• **Recorded data**
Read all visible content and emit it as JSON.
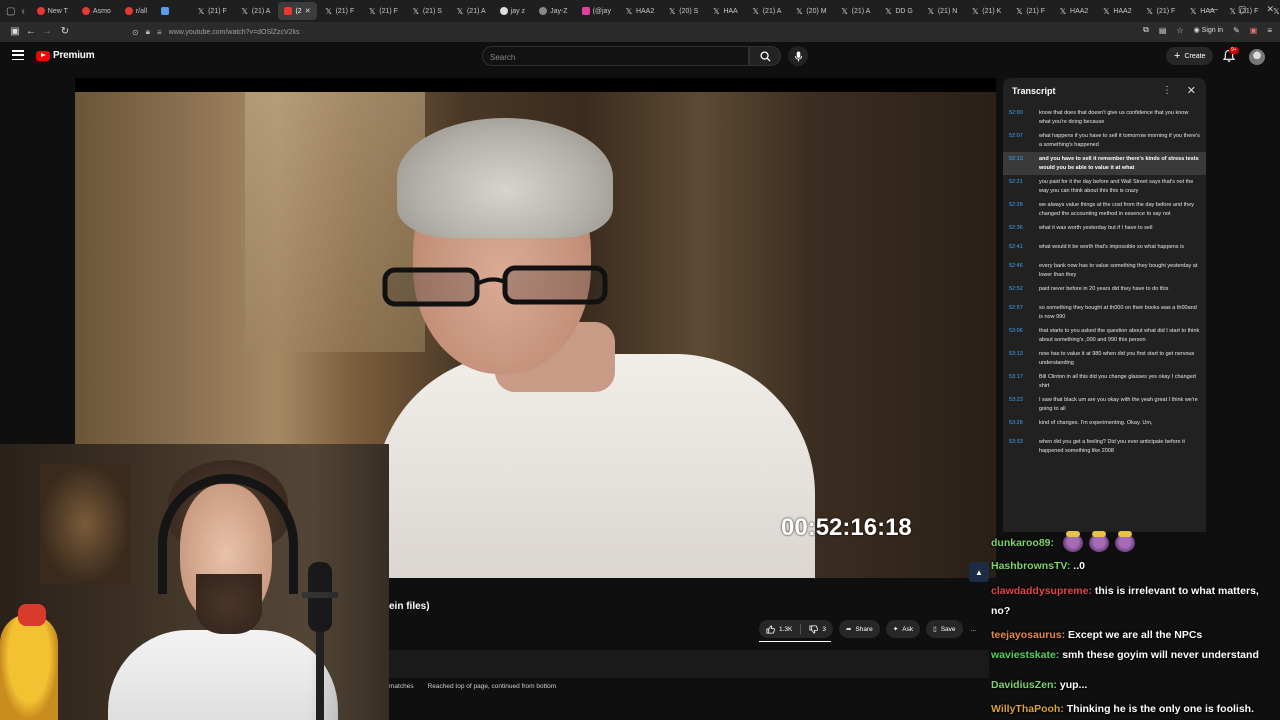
{
  "browser": {
    "tabs": [
      {
        "label": "New T",
        "icon": "red-circle",
        "active": false
      },
      {
        "label": "Asmo",
        "icon": "red-circle",
        "active": false
      },
      {
        "label": "r/all",
        "icon": "red-circle",
        "active": false
      },
      {
        "label": "",
        "icon": "blue-square",
        "active": false
      },
      {
        "label": "(21) F",
        "icon": "x",
        "active": false
      },
      {
        "label": "(21) A",
        "icon": "x",
        "active": false
      },
      {
        "label": "(2",
        "icon": "youtube",
        "active": true
      },
      {
        "label": "(21) F",
        "icon": "x",
        "active": false
      },
      {
        "label": "(21) F",
        "icon": "x",
        "active": false
      },
      {
        "label": "(21) S",
        "icon": "x",
        "active": false
      },
      {
        "label": "(21) A",
        "icon": "x",
        "active": false
      },
      {
        "label": "jay z",
        "icon": "white-circle",
        "active": false
      },
      {
        "label": "Jay-Z",
        "icon": "misc",
        "active": false
      },
      {
        "label": "(@jay",
        "icon": "pink-square",
        "active": false
      },
      {
        "label": "HAA2",
        "icon": "x",
        "active": false
      },
      {
        "label": "(20) S",
        "icon": "x",
        "active": false
      },
      {
        "label": "HAA",
        "icon": "x",
        "active": false
      },
      {
        "label": "(21) A",
        "icon": "x",
        "active": false
      },
      {
        "label": "(20) M",
        "icon": "x",
        "active": false
      },
      {
        "label": "(21) A",
        "icon": "x",
        "active": false
      },
      {
        "label": "DD G",
        "icon": "x",
        "active": false
      },
      {
        "label": "(21) N",
        "icon": "x",
        "active": false
      },
      {
        "label": "(21) K",
        "icon": "x",
        "active": false
      },
      {
        "label": "(21) F",
        "icon": "x",
        "active": false
      },
      {
        "label": "HAA2",
        "icon": "x",
        "active": false
      },
      {
        "label": "HAA2",
        "icon": "x",
        "active": false
      },
      {
        "label": "(21) F",
        "icon": "x",
        "active": false
      },
      {
        "label": "HAA",
        "icon": "x",
        "active": false
      },
      {
        "label": "(21) F",
        "icon": "x",
        "active": false
      },
      {
        "label": "(21) A",
        "icon": "x",
        "active": false
      },
      {
        "label": "A",
        "icon": "x",
        "active": false
      }
    ],
    "new_tab": "+",
    "url": "www.youtube.com/watch?v=dOSlZzcV2ks",
    "sign_in": "Sign in"
  },
  "youtube": {
    "logo_text": "Premium",
    "search_placeholder": "Search",
    "create_label": "Create",
    "notification_badge": "9+"
  },
  "video": {
    "overlay_timestamp": "00:52:16:18",
    "title_fragment": "ein files)",
    "likes": "1.3K",
    "dislikes": "3",
    "share": "Share",
    "ask": "Ask",
    "save": "Save",
    "more": "..."
  },
  "find_bar": {
    "matches": "matches",
    "status": "Reached top of page, continued from bottom"
  },
  "transcript": {
    "title": "Transcript",
    "segments": [
      {
        "time": "52:00",
        "text": "know that does that doesn't give us confidence that you know what you're doing because",
        "active": false
      },
      {
        "time": "52:07",
        "text": "what happens if you have to sell it tomorrow morning if you there's a something's happened",
        "active": false
      },
      {
        "time": "52:13",
        "text": "and you have to sell it remember there's kinds of stress tests would you be able to value it at what",
        "active": true
      },
      {
        "time": "52:21",
        "text": "you paid for it the day before and Wall Street says that's not the way you can think about this this is crazy",
        "active": false
      },
      {
        "time": "52:28",
        "text": "we always value things at the cost from the day before and they changed the accounting method in essence to say not",
        "active": false
      },
      {
        "time": "52:36",
        "text": "what it was worth yesterday but if I have to sell",
        "active": false
      },
      {
        "time": "52:41",
        "text": "what would it be worth that's impossible so what happens is",
        "active": false
      },
      {
        "time": "52:46",
        "text": "every bank now has to value something they bought yesterday at lower than they",
        "active": false
      },
      {
        "time": "52:52",
        "text": "paid never before in 20 years did they have to do this",
        "active": false
      },
      {
        "time": "52:57",
        "text": "so something they bought at th000 on their books was a th00and is now 990",
        "active": false
      },
      {
        "time": "53:06",
        "text": "that starts to you asked the question about what did I start to think about something's ,000 and 990 this person",
        "active": false
      },
      {
        "time": "53:13",
        "text": "now has to value it at 980 when did you first start to get nervous understanding",
        "active": false
      },
      {
        "time": "53:17",
        "text": "Bill Clinton in all this did you change glasses yes okay I changed shirt",
        "active": false
      },
      {
        "time": "53:23",
        "text": "I saw that black um are you okay with the yeah great I think we're going to all",
        "active": false
      },
      {
        "time": "53:28",
        "text": "kind of changes. I'm experimenting. Okay. Um,",
        "active": false
      },
      {
        "time": "53:33",
        "text": "when did you get a feeling? Did you ever anticipate before it happened something like 2008",
        "active": false
      }
    ]
  },
  "chat": {
    "messages": [
      {
        "user": "dunkaroo89:",
        "text": "",
        "color": "#7fd46a",
        "emotes": 3
      },
      {
        "user": "HashbrownsTV:",
        "text": "..0",
        "color": "#7fd46a",
        "emotes": 0
      },
      {
        "user": "clawdaddysupreme:",
        "text": "this is irrelevant to what matters,",
        "color": "#e0484a",
        "emotes": 0
      },
      {
        "user": "",
        "text": "no?",
        "color": "#ffffff",
        "emotes": 0
      },
      {
        "user": "teejayosaurus:",
        "text": "Except we are all the NPCs",
        "color": "#e58a43",
        "emotes": 0
      },
      {
        "user": "waviestskate:",
        "text": "smh these goyim will never understand",
        "color": "#57d15a",
        "emotes": 0
      },
      {
        "user": "DavidiusZen:",
        "text": "yup...",
        "color": "#7fd46a",
        "emotes": 0
      },
      {
        "user": "WillyThaPooh:",
        "text": "Thinking he is the only one is foolish.",
        "color": "#d9a23c",
        "emotes": 0
      }
    ]
  }
}
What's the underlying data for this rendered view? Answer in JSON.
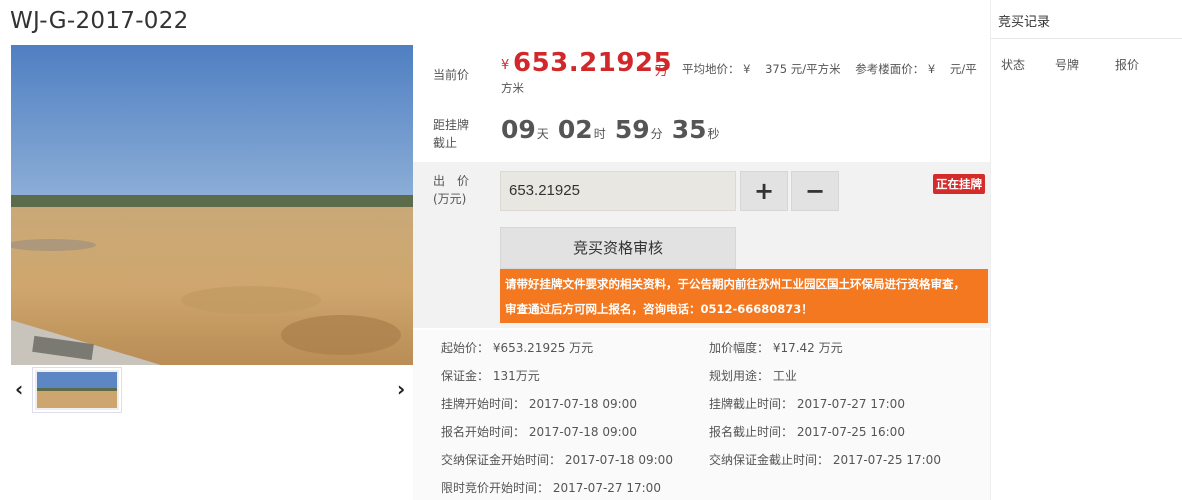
{
  "title": "WJ-G-2017-022",
  "gallery": {
    "prev_label": "‹",
    "next_label": "›"
  },
  "price": {
    "label": "当前价",
    "currency": "¥",
    "value": "653.21925",
    "unit": "万",
    "avg_label": "平均地价：",
    "avg_currency": "¥",
    "avg_value": "375 元/平方米",
    "ref_label": "参考楼面价：",
    "ref_currency": "¥",
    "ref_value_part1": "元/平",
    "ref_value_part2": "方米"
  },
  "countdown": {
    "label_line1": "距挂牌",
    "label_line2": "截止",
    "days": "09",
    "days_unit": "天",
    "hours": "02",
    "hours_unit": "时",
    "minutes": "59",
    "minutes_unit": "分",
    "seconds": "35",
    "seconds_unit": "秒"
  },
  "bid": {
    "label_line1": "出　价",
    "label_line2": "(万元)",
    "input_value": "653.21925",
    "plus_label": "+",
    "minus_label": "−",
    "status_badge": "正在挂牌",
    "qualify_button": "竞买资格审核",
    "notice_line1": "请带好挂牌文件要求的相关资料，于公告期内前往苏州工业园区国土环保局进行资格审查，",
    "notice_line2": "审查通过后方可网上报名，咨询电话：0512-66680873！"
  },
  "details": {
    "start_price": "起始价：  ¥653.21925  万元",
    "increment": "加价幅度：  ¥17.42  万元",
    "deposit": "保证金：  131万元",
    "usage": "规划用途：  工业",
    "listing_start": "挂牌开始时间：  2017-07-18 09:00",
    "listing_end": "挂牌截止时间：  2017-07-27 17:00",
    "signup_start": "报名开始时间：  2017-07-18 09:00",
    "signup_end": "报名截止时间：  2017-07-25 16:00",
    "deposit_start": "交纳保证金开始时间：  2017-07-18 09:00",
    "deposit_end": "交纳保证金截止时间：  2017-07-25 17:00",
    "timed_bid_start": "限时竞价开始时间：  2017-07-27 17:00"
  },
  "sidebar": {
    "title": "竞买记录",
    "columns": [
      "状态",
      "号牌",
      "报价"
    ]
  },
  "colors": {
    "price_red": "#d1282b",
    "notice_orange": "#f3781f",
    "badge_red": "#d52b2b"
  }
}
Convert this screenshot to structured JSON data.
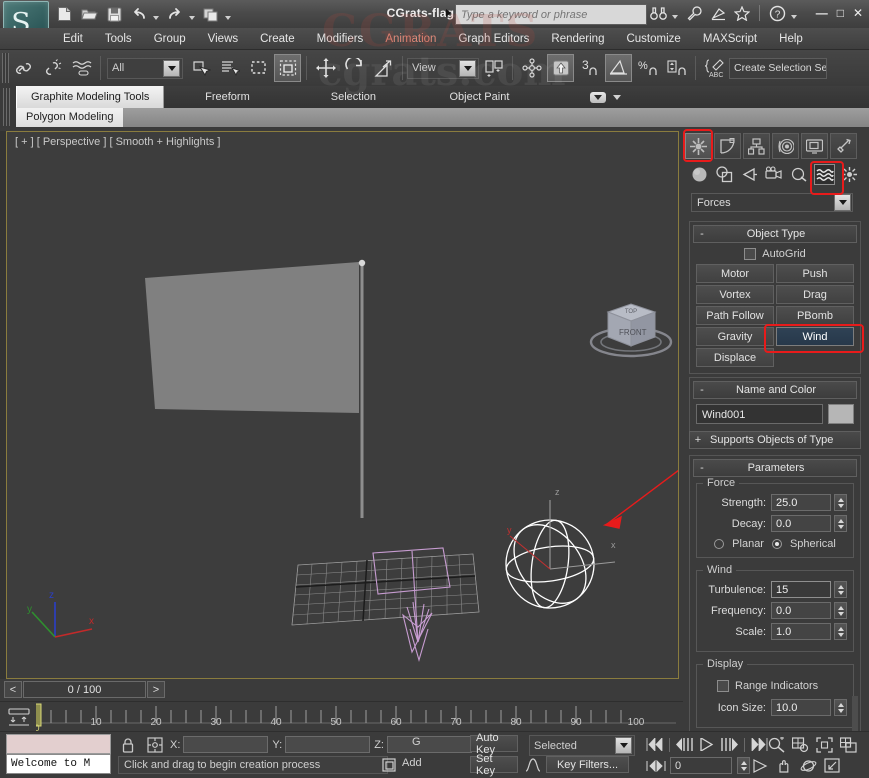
{
  "app": {
    "title": "CGrats-flag.max",
    "logo_glyph": "S",
    "watermark": "CGRATS",
    "watermark2": "cgrats.com"
  },
  "titlebar": {
    "quick_access": [
      {
        "name": "new-file-icon",
        "glyph": "⬜"
      },
      {
        "name": "open-file-icon",
        "glyph": "📂"
      },
      {
        "name": "save-file-icon",
        "glyph": "💾"
      },
      {
        "name": "undo-icon",
        "glyph": "↶"
      },
      {
        "name": "redo-icon",
        "glyph": "↷"
      },
      {
        "name": "set-project-folder-icon",
        "glyph": "🗂"
      }
    ],
    "search_placeholder": "Type a keyword or phrase",
    "search_value": "",
    "right_icons": [
      {
        "name": "binoculars-icon",
        "glyph": "🔍"
      },
      {
        "name": "wrench-icon",
        "glyph": "🔧"
      },
      {
        "name": "satellite-dish-icon",
        "glyph": "📡"
      },
      {
        "name": "favorites-star-icon",
        "glyph": "☆"
      },
      {
        "name": "help-icon",
        "glyph": "?"
      }
    ],
    "window_buttons": [
      {
        "name": "minimize-button",
        "glyph": "—"
      },
      {
        "name": "maximize-button",
        "glyph": "□"
      },
      {
        "name": "close-button",
        "glyph": "✕"
      }
    ]
  },
  "menu": {
    "items": [
      {
        "label": "Edit",
        "highlight": false
      },
      {
        "label": "Tools",
        "highlight": false
      },
      {
        "label": "Group",
        "highlight": false
      },
      {
        "label": "Views",
        "highlight": false
      },
      {
        "label": "Create",
        "highlight": false
      },
      {
        "label": "Modifiers",
        "highlight": false
      },
      {
        "label": "Animation",
        "highlight": true
      },
      {
        "label": "Graph Editors",
        "highlight": false
      },
      {
        "label": "Rendering",
        "highlight": false
      },
      {
        "label": "Customize",
        "highlight": false
      },
      {
        "label": "MAXScript",
        "highlight": false
      },
      {
        "label": "Help",
        "highlight": false
      }
    ]
  },
  "main_toolbar": {
    "icons_left": [
      {
        "name": "select-and-link-icon",
        "glyph": "🔗"
      },
      {
        "name": "unlink-selection-icon",
        "glyph": "✂"
      },
      {
        "name": "bind-to-space-warp-icon",
        "glyph": "≋"
      }
    ],
    "selection_filter_value": "All",
    "icons_mid": [
      {
        "name": "select-object-icon",
        "glyph": "◱"
      },
      {
        "name": "select-by-name-icon",
        "glyph": "☰"
      },
      {
        "name": "rectangular-selection-region-icon",
        "glyph": "⬚"
      },
      {
        "name": "window-crossing-icon",
        "glyph": "▣"
      },
      {
        "name": "select-and-move-icon",
        "glyph": "✥"
      },
      {
        "name": "select-and-rotate-icon",
        "glyph": "↻"
      },
      {
        "name": "select-and-scale-icon",
        "glyph": "↗"
      }
    ],
    "reference_coordinate_value": "View",
    "icons_right": [
      {
        "name": "use-pivot-point-center-icon",
        "glyph": "⧉"
      },
      {
        "name": "select-and-manipulate-icon",
        "glyph": "⚙"
      },
      {
        "name": "snaps-toggle-icon",
        "glyph": "⬆"
      },
      {
        "name": "snap-3-icon",
        "glyph": "3"
      },
      {
        "name": "angle-snap-toggle-icon",
        "glyph": "∠"
      },
      {
        "name": "percent-snap-toggle-icon",
        "glyph": "%"
      },
      {
        "name": "spinner-snap-toggle-icon",
        "glyph": "↕"
      },
      {
        "name": "edit-named-selection-sets-icon",
        "glyph": "✎"
      }
    ],
    "create_selection_set_placeholder": "Create Selection Se"
  },
  "ribbon": {
    "tabs": [
      {
        "label": "Graphite Modeling Tools",
        "active": true
      },
      {
        "label": "Freeform",
        "active": false
      },
      {
        "label": "Selection",
        "active": false
      },
      {
        "label": "Object Paint",
        "active": false
      }
    ],
    "panel_label": "Polygon Modeling"
  },
  "viewport": {
    "label": "[ + ] [ Perspective ] [ Smooth + Highlights ]",
    "viewcube": {
      "front_label": "FRONT",
      "top_label": "TOP"
    },
    "axis_tripod": [
      {
        "axis": "z",
        "color": "#2b3ec9"
      },
      {
        "axis": "y",
        "color": "#2f8f2f"
      },
      {
        "axis": "x",
        "color": "#c22a2a"
      }
    ],
    "gizmo_axes": [
      {
        "label": "z"
      },
      {
        "label": "y"
      },
      {
        "label": "x"
      }
    ],
    "colors": {
      "background": "#3d3d3d",
      "flag_plane": "#808080",
      "grid": "#a8a8a8",
      "gravity_gizmo": "#c79cd1",
      "wind_gizmo": "#ffffff",
      "annotation_arrow": "#e81b1b",
      "viewport_border": "#8a7c3e"
    }
  },
  "command_panel": {
    "tabs": [
      {
        "name": "create-tab",
        "glyph": "✲",
        "selected": true
      },
      {
        "name": "modify-tab",
        "glyph": "◠",
        "selected": false
      },
      {
        "name": "hierarchy-tab",
        "glyph": "⑂",
        "selected": false
      },
      {
        "name": "motion-tab",
        "glyph": "◎",
        "selected": false
      },
      {
        "name": "display-tab",
        "glyph": "▣",
        "selected": false
      },
      {
        "name": "utilities-tab",
        "glyph": "🔨",
        "selected": false
      }
    ],
    "categories": [
      {
        "name": "geometry-category-icon",
        "glyph": "●",
        "selected": false
      },
      {
        "name": "shapes-category-icon",
        "glyph": "❐",
        "selected": false
      },
      {
        "name": "lights-category-icon",
        "glyph": "◢",
        "selected": false
      },
      {
        "name": "cameras-category-icon",
        "glyph": "🎥",
        "selected": false
      },
      {
        "name": "helpers-category-icon",
        "glyph": "⌿",
        "selected": false
      },
      {
        "name": "space-warps-category-icon",
        "glyph": "≋",
        "selected": true
      },
      {
        "name": "systems-category-icon",
        "glyph": "✳",
        "selected": false
      }
    ],
    "subcategory_value": "Forces",
    "object_type": {
      "title": "Object Type",
      "collapse_glyph": "-",
      "autogrid_label": "AutoGrid",
      "autogrid_checked": false,
      "buttons": [
        {
          "label": "Motor",
          "selected": false
        },
        {
          "label": "Push",
          "selected": false
        },
        {
          "label": "Vortex",
          "selected": false
        },
        {
          "label": "Drag",
          "selected": false
        },
        {
          "label": "Path Follow",
          "selected": false
        },
        {
          "label": "PBomb",
          "selected": false
        },
        {
          "label": "Gravity",
          "selected": false
        },
        {
          "label": "Wind",
          "selected": true
        },
        {
          "label": "Displace",
          "selected": false
        }
      ]
    },
    "name_and_color": {
      "title": "Name and Color",
      "collapse_glyph": "-",
      "object_name": "Wind001",
      "color_hex": "#b6b6b6"
    },
    "supports_objects": {
      "title": "Supports Objects of Type",
      "collapse_glyph": "+"
    },
    "parameters": {
      "title": "Parameters",
      "collapse_glyph": "-",
      "force_group": {
        "label": "Force",
        "strength_label": "Strength:",
        "strength_value": "25.0",
        "decay_label": "Decay:",
        "decay_value": "0.0",
        "planar_label": "Planar",
        "spherical_label": "Spherical",
        "selected_mode": "Spherical"
      },
      "wind_group": {
        "label": "Wind",
        "turbulence_label": "Turbulence:",
        "turbulence_value": "15",
        "frequency_label": "Frequency:",
        "frequency_value": "0.0",
        "scale_label": "Scale:",
        "scale_value": "1.0"
      },
      "display_group": {
        "label": "Display",
        "range_indicators_label": "Range Indicators",
        "range_indicators_checked": false,
        "icon_size_label": "Icon Size:",
        "icon_size_value": "10.0"
      }
    }
  },
  "timeline": {
    "prev_frame_glyph": "<",
    "next_frame_glyph": ">",
    "current_frame_display": "0 / 100",
    "slider_position": 0,
    "ticks": [
      {
        "label": "10",
        "value": 10
      },
      {
        "label": "20",
        "value": 20
      },
      {
        "label": "30",
        "value": 30
      },
      {
        "label": "40",
        "value": 40
      },
      {
        "label": "50",
        "value": 50
      },
      {
        "label": "60",
        "value": 60
      },
      {
        "label": "70",
        "value": 70
      },
      {
        "label": "80",
        "value": 80
      },
      {
        "label": "90",
        "value": 90
      },
      {
        "label": "100",
        "value": 100
      }
    ],
    "range_start": 0,
    "range_end": 100
  },
  "status_bar": {
    "maxscript_listener_text": "Welcome to M",
    "lock_icon": "lock-selection-icon",
    "absolute_mode_icon": "absolute-relative-transform-icon",
    "coordinates": [
      {
        "label": "X:",
        "value": ""
      },
      {
        "label": "Y:",
        "value": ""
      },
      {
        "label": "Z:",
        "value": ""
      }
    ],
    "grid_label": "G",
    "prompt_text": "Click and drag to begin creation process",
    "add_time_tag_label": "Add",
    "auto_key_label": "Auto Key",
    "set_key_label": "Set Key",
    "key_mode_value": "Selected",
    "key_filters_label": "Key Filters...",
    "current_frame_value": "0",
    "playback_icons": [
      {
        "name": "go-to-start-icon",
        "glyph": "⏮"
      },
      {
        "name": "previous-frame-icon",
        "glyph": "⏪"
      },
      {
        "name": "play-animation-icon",
        "glyph": "▶"
      },
      {
        "name": "next-frame-icon",
        "glyph": "⏩"
      },
      {
        "name": "go-to-end-icon",
        "glyph": "⏭"
      }
    ],
    "nav_icons": [
      {
        "name": "zoom-icon",
        "glyph": "🔍"
      },
      {
        "name": "zoom-all-icon",
        "glyph": "⊞"
      },
      {
        "name": "zoom-extents-icon",
        "glyph": "⬚"
      },
      {
        "name": "zoom-extents-all-icon",
        "glyph": "⧉"
      },
      {
        "name": "field-of-view-icon",
        "glyph": "▷"
      },
      {
        "name": "pan-view-icon",
        "glyph": "✋"
      },
      {
        "name": "orbit-icon",
        "glyph": "⟳"
      },
      {
        "name": "maximize-viewport-toggle-icon",
        "glyph": "⤡"
      }
    ]
  },
  "annotations": {
    "highlight_color": "#e81b1b",
    "boxes": [
      {
        "name": "create-tab-highlight"
      },
      {
        "name": "space-warps-category-highlight"
      },
      {
        "name": "wind-button-highlight"
      }
    ]
  }
}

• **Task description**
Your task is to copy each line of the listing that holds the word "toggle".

• **Answer for the task**
        "name": "snaps-toggle-icon",
        "name": "angle-snap-toggle-icon",
        "name": "percent-snap-toggle-icon",
        "name": "spinner-snap-toggle-icon",
        "name": "maximize-viewport-toggle-icon",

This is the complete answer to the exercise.